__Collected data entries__

*** Begin section ***

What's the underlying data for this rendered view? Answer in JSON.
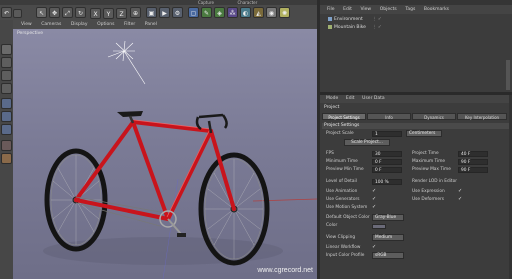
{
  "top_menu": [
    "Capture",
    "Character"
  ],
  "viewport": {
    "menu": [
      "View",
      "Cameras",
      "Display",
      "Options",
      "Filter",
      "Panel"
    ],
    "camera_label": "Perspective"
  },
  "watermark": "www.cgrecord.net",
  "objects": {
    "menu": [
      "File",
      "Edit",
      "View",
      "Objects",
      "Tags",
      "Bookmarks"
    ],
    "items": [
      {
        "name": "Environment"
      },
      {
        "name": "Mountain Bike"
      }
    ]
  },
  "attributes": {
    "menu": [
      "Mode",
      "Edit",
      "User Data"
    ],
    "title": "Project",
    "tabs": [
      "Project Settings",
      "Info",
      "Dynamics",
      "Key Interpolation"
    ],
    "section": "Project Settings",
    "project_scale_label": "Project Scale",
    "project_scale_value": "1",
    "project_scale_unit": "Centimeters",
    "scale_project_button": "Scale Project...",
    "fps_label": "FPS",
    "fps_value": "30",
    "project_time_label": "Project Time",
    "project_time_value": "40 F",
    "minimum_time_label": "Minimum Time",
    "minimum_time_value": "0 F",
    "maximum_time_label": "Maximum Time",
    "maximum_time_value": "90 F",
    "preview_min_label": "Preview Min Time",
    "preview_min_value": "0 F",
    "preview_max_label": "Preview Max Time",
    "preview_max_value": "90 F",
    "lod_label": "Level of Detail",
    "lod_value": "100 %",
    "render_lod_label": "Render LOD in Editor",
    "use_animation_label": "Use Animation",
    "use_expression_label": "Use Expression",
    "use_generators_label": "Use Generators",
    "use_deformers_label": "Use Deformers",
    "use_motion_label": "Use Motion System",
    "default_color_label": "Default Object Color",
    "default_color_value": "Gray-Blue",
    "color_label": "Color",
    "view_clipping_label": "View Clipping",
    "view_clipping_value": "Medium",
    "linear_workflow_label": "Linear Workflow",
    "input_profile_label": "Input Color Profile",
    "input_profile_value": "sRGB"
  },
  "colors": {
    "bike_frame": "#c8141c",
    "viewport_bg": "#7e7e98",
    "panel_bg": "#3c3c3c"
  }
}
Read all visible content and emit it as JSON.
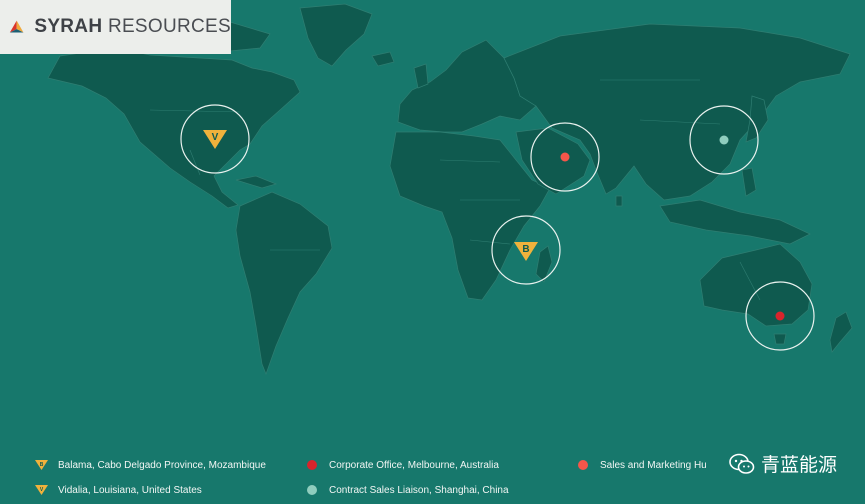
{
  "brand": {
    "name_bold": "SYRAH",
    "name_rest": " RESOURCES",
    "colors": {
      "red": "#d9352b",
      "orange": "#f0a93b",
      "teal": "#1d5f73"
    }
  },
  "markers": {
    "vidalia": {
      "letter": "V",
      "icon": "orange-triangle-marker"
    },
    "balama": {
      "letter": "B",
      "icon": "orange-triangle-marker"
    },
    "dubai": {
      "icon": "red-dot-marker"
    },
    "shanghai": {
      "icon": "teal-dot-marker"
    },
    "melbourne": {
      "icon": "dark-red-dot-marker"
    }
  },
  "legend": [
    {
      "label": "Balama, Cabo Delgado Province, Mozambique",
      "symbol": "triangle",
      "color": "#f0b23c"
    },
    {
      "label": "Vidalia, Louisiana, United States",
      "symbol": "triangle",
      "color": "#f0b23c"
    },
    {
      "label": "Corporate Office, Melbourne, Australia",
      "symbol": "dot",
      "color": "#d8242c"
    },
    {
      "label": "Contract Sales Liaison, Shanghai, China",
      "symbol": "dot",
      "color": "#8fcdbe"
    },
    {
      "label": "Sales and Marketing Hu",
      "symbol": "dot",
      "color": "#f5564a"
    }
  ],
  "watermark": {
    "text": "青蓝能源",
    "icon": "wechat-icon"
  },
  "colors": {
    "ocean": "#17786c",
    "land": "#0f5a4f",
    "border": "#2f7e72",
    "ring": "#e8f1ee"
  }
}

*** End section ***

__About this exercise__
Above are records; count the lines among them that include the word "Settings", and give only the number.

__Task output__
2